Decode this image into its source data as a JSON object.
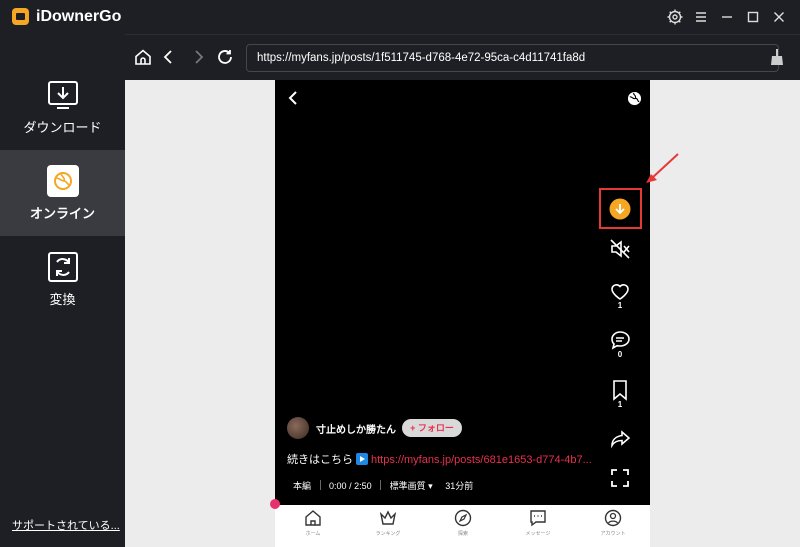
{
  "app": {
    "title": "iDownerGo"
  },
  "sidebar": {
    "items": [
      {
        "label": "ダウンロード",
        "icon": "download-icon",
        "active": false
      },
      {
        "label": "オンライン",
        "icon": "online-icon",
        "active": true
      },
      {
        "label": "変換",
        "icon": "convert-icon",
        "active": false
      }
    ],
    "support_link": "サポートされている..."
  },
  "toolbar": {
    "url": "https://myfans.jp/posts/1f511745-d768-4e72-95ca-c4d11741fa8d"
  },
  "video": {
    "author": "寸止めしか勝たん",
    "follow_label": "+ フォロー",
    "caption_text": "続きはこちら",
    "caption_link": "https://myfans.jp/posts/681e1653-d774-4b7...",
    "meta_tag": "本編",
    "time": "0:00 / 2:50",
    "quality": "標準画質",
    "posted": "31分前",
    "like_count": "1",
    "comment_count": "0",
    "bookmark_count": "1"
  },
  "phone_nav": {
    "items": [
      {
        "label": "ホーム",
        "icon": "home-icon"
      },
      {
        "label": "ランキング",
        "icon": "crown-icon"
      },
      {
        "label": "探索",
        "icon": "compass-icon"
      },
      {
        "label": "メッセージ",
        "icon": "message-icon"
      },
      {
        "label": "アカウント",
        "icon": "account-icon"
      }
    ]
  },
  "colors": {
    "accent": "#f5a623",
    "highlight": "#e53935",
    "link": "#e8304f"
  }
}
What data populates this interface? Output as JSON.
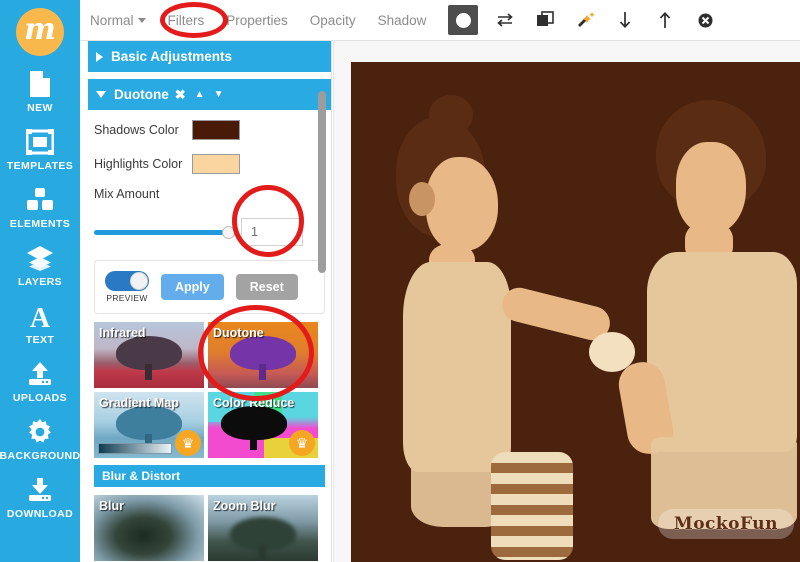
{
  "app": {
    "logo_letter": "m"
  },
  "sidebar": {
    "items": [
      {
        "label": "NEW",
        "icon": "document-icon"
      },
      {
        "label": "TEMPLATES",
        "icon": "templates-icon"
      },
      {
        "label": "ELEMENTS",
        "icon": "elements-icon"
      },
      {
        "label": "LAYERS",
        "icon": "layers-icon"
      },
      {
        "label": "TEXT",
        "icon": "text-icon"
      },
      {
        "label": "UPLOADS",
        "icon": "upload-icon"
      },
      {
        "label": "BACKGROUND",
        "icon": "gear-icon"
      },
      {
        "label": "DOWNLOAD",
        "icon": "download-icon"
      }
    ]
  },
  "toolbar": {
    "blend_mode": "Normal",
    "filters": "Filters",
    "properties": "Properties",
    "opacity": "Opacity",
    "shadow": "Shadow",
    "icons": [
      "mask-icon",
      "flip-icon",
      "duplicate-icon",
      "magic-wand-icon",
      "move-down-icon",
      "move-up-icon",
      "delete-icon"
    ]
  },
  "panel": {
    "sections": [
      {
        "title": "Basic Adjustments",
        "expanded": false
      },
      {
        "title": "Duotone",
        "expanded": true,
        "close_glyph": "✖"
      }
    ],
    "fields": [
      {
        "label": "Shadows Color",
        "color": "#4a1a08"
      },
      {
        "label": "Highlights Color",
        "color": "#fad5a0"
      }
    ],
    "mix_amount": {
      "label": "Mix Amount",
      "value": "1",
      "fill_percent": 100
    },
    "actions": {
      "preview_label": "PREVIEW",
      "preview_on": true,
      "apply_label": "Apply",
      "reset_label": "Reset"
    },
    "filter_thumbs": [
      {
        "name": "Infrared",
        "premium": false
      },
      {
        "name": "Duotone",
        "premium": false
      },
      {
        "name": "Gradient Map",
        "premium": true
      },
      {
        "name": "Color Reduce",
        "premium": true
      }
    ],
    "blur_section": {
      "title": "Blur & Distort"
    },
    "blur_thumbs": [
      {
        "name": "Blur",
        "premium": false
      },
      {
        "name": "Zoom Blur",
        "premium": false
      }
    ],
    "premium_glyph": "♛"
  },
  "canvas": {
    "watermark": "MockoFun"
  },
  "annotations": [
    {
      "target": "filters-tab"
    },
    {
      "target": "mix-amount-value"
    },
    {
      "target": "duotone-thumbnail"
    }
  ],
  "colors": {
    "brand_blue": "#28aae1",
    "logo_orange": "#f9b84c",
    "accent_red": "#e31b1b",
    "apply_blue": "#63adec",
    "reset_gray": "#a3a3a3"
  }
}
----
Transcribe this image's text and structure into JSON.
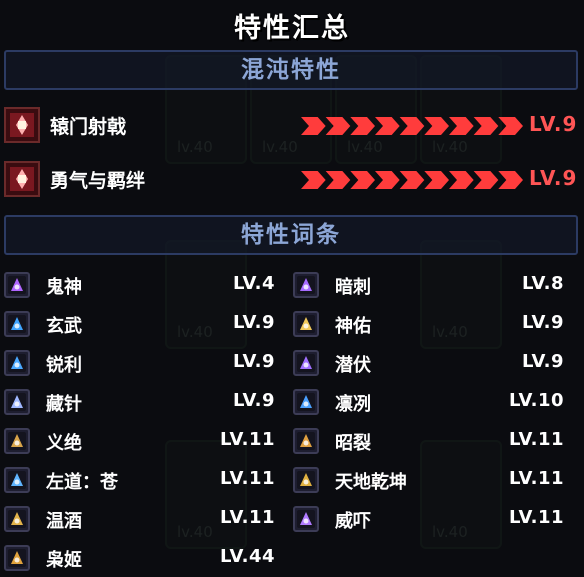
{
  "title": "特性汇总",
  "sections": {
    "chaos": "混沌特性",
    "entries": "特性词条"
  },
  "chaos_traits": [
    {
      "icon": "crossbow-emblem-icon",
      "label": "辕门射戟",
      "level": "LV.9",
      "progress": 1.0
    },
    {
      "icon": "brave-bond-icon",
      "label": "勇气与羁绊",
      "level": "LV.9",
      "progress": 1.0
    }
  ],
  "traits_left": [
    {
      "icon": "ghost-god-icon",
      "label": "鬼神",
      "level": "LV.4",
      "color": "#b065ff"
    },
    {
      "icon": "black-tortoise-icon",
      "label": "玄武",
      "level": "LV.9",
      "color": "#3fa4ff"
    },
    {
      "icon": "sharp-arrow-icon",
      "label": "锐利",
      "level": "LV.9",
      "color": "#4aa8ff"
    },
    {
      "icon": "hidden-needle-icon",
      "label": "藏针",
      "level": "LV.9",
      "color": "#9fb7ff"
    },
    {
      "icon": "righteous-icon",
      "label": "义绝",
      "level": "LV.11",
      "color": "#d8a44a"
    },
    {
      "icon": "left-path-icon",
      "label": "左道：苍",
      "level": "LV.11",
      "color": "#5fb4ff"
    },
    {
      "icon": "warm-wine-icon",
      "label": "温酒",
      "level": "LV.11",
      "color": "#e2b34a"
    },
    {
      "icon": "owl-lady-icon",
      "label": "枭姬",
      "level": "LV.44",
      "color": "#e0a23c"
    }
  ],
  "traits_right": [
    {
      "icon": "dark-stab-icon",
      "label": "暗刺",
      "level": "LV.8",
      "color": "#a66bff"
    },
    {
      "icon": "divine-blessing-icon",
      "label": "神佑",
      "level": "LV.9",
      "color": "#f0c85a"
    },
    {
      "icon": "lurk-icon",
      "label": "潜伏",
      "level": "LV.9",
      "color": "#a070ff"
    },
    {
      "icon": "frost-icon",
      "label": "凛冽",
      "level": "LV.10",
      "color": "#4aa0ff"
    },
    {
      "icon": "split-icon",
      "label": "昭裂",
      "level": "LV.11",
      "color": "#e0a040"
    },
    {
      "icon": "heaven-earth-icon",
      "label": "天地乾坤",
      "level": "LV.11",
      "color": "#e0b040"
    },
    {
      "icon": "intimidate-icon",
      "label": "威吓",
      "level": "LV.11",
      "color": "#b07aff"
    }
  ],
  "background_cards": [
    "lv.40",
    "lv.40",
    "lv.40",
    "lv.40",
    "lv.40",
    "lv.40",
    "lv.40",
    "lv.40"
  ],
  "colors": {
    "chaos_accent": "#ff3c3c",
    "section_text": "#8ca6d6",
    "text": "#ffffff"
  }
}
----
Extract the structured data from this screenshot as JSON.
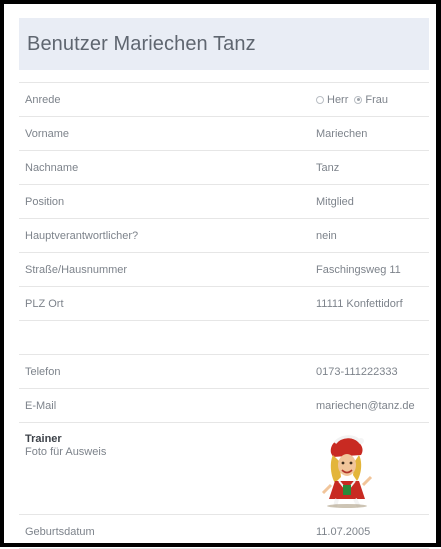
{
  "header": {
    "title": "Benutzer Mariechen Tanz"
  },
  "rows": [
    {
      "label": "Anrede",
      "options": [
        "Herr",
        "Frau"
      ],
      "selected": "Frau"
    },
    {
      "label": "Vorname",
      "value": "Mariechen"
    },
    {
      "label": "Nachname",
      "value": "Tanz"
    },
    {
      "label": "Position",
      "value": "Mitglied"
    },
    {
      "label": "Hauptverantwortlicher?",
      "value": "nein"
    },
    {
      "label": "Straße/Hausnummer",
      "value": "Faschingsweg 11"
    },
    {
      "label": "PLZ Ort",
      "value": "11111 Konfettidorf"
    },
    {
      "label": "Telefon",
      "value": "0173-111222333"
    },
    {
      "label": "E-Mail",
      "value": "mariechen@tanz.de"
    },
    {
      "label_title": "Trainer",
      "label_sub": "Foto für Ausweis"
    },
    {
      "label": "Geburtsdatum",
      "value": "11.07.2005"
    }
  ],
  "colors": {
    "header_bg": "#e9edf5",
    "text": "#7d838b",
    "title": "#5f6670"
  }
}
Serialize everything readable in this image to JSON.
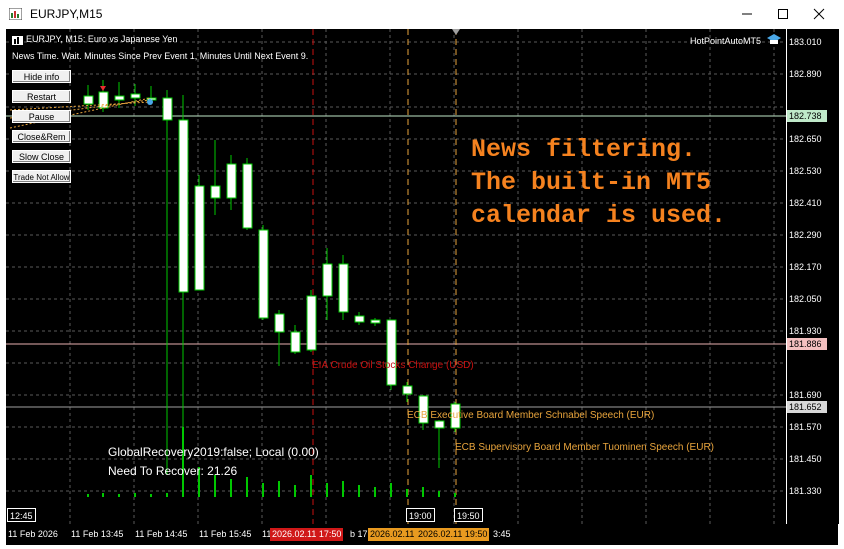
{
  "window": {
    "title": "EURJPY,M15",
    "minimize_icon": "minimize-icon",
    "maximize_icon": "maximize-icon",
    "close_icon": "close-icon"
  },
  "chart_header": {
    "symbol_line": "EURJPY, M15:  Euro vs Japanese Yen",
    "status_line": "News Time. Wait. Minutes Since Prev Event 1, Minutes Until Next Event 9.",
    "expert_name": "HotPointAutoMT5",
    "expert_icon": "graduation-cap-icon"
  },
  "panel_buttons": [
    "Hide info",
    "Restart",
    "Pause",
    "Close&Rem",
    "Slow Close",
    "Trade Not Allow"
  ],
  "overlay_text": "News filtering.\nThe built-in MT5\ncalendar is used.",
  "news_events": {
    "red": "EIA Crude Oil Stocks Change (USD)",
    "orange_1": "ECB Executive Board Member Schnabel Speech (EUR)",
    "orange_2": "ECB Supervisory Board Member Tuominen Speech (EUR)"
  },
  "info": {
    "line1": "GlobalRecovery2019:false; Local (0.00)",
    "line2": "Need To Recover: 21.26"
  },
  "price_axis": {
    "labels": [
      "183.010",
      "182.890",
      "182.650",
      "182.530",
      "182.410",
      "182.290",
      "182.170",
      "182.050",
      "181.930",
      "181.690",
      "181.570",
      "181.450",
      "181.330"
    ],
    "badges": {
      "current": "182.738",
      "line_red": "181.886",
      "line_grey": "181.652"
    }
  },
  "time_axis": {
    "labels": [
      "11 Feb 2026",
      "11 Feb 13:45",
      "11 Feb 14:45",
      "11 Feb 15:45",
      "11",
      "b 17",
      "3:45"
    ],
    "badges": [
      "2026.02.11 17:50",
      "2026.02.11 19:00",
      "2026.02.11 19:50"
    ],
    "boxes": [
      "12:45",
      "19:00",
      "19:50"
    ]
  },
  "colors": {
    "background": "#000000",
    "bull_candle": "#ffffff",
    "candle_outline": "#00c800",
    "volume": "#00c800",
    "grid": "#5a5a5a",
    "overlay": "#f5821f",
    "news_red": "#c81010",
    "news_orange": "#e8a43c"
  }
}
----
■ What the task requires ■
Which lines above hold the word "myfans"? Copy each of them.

■ Written response ■
    "url": "https://myfans.jp/posts/1f511745-d768-4e72-95ca-c4d11741fa8d"
    "caption_link": "https://myfans.jp/posts/681e1653-d774-4b7...",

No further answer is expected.